Data about app and page elements
►

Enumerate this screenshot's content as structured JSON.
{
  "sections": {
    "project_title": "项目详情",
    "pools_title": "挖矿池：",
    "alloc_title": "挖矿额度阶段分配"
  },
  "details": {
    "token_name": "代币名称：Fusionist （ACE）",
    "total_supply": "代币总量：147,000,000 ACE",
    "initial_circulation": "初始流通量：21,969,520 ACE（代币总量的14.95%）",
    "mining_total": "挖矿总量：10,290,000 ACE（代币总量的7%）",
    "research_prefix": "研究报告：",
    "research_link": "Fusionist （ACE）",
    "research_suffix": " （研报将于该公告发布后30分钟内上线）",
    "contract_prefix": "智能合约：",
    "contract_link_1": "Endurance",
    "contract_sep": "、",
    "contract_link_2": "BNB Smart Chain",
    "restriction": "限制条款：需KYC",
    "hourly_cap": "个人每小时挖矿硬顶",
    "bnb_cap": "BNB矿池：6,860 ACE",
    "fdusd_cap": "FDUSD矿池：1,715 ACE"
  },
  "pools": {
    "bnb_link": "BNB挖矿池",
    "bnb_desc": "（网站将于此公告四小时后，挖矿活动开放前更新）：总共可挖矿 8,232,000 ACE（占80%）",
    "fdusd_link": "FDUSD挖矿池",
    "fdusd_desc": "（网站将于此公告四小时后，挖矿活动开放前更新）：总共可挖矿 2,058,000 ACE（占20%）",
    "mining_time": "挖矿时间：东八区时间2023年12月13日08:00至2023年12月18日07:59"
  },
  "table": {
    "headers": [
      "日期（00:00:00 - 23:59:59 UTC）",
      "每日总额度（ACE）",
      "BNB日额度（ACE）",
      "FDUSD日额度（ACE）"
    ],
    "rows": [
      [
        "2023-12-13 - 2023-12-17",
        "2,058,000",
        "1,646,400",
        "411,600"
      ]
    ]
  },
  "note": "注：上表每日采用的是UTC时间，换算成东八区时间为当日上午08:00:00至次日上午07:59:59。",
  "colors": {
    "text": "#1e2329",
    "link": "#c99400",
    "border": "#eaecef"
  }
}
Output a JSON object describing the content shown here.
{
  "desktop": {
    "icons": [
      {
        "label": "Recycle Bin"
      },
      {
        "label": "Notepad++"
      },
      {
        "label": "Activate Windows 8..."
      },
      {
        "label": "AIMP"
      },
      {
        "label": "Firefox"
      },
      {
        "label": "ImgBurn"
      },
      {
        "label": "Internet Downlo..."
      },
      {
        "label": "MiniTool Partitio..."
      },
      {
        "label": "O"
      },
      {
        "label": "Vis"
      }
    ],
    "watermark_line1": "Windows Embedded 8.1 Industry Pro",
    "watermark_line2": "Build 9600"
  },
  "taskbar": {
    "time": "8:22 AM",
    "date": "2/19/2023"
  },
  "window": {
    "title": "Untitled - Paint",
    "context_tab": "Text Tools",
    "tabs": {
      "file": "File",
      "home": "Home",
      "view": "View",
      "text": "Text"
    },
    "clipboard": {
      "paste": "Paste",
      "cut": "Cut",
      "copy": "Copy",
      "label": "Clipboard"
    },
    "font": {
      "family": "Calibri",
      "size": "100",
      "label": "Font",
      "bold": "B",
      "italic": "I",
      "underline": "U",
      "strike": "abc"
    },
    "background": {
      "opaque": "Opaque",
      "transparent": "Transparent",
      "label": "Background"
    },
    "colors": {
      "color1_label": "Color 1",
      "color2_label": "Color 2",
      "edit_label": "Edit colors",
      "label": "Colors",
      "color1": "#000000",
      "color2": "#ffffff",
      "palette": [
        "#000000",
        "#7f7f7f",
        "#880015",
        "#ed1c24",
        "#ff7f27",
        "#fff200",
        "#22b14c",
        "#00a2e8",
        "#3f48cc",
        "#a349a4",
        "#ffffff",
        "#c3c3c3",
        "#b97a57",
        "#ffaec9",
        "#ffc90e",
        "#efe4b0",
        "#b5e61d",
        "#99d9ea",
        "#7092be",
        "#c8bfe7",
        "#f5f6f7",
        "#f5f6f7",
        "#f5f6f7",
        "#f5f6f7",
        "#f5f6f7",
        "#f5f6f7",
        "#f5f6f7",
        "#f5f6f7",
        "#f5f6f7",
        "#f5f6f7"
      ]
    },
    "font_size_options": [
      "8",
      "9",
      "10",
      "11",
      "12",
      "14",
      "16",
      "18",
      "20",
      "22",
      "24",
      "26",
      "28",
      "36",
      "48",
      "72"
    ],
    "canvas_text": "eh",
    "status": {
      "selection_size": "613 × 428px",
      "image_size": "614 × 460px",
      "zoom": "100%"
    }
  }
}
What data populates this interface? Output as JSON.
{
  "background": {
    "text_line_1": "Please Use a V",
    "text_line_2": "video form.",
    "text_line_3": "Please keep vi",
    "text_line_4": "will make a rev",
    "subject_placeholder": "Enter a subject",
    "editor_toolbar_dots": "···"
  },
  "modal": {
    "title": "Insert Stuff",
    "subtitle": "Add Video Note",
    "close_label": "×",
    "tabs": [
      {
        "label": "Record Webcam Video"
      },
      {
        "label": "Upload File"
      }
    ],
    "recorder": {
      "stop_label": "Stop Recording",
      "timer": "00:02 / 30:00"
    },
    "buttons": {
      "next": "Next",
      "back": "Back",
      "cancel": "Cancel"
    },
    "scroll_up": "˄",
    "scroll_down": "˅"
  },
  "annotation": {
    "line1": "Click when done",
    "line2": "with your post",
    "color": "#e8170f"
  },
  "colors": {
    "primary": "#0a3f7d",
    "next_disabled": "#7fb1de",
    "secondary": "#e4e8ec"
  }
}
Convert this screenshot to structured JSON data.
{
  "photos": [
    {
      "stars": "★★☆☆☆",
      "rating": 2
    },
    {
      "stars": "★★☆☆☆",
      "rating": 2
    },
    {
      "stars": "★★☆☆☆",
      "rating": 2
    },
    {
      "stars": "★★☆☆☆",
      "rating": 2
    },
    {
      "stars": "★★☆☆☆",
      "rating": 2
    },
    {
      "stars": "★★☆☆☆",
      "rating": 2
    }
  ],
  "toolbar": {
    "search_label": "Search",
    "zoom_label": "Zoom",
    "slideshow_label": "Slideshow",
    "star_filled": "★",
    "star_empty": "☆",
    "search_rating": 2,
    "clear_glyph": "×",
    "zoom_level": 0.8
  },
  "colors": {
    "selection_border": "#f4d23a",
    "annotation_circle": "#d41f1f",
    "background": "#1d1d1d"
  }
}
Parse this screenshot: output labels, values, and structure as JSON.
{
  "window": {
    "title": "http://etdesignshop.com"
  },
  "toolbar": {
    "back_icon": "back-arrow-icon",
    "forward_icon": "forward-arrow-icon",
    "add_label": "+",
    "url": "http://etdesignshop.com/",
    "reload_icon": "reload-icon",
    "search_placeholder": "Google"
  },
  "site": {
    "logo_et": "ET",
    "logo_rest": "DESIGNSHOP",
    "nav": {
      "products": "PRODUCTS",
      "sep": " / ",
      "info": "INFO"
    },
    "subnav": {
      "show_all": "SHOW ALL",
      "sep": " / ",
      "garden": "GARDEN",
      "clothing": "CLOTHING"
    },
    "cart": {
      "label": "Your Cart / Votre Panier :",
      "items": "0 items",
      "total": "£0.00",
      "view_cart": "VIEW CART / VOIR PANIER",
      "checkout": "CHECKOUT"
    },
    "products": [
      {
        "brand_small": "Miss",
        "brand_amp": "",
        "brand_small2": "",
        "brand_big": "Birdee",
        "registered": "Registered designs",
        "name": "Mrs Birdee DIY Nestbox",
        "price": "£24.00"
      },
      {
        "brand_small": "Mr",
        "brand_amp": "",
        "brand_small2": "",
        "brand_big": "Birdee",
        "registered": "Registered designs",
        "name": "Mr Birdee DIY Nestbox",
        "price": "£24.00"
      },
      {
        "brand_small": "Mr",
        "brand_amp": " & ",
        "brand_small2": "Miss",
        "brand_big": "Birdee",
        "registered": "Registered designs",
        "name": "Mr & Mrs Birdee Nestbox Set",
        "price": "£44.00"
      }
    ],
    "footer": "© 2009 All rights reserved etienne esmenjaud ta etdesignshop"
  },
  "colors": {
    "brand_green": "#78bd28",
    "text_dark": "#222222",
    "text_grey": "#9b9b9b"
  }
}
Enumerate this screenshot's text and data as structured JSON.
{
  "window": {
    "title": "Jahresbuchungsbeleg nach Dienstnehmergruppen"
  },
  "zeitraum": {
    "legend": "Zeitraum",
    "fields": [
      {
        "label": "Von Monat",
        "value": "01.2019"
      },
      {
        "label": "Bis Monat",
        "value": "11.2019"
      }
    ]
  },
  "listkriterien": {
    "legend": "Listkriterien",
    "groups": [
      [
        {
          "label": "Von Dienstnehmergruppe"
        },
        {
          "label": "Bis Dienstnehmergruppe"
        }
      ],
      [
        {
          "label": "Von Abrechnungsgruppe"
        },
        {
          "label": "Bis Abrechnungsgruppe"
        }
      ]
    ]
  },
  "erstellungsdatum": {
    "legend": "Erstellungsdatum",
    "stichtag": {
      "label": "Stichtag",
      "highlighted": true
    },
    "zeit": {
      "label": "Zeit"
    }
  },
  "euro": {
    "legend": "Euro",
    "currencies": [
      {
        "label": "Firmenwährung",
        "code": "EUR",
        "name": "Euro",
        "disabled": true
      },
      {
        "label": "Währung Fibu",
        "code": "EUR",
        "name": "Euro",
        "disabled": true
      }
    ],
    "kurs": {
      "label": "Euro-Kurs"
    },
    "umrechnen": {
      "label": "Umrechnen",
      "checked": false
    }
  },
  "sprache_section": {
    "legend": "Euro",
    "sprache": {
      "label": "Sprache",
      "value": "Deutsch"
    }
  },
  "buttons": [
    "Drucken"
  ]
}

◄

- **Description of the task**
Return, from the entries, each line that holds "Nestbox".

- **Output of the task**
        "name": "Mrs Birdee DIY Nestbox",
        "name": "Mr Birdee DIY Nestbox",
        "name": "Mr & Mrs Birdee Nestbox Set",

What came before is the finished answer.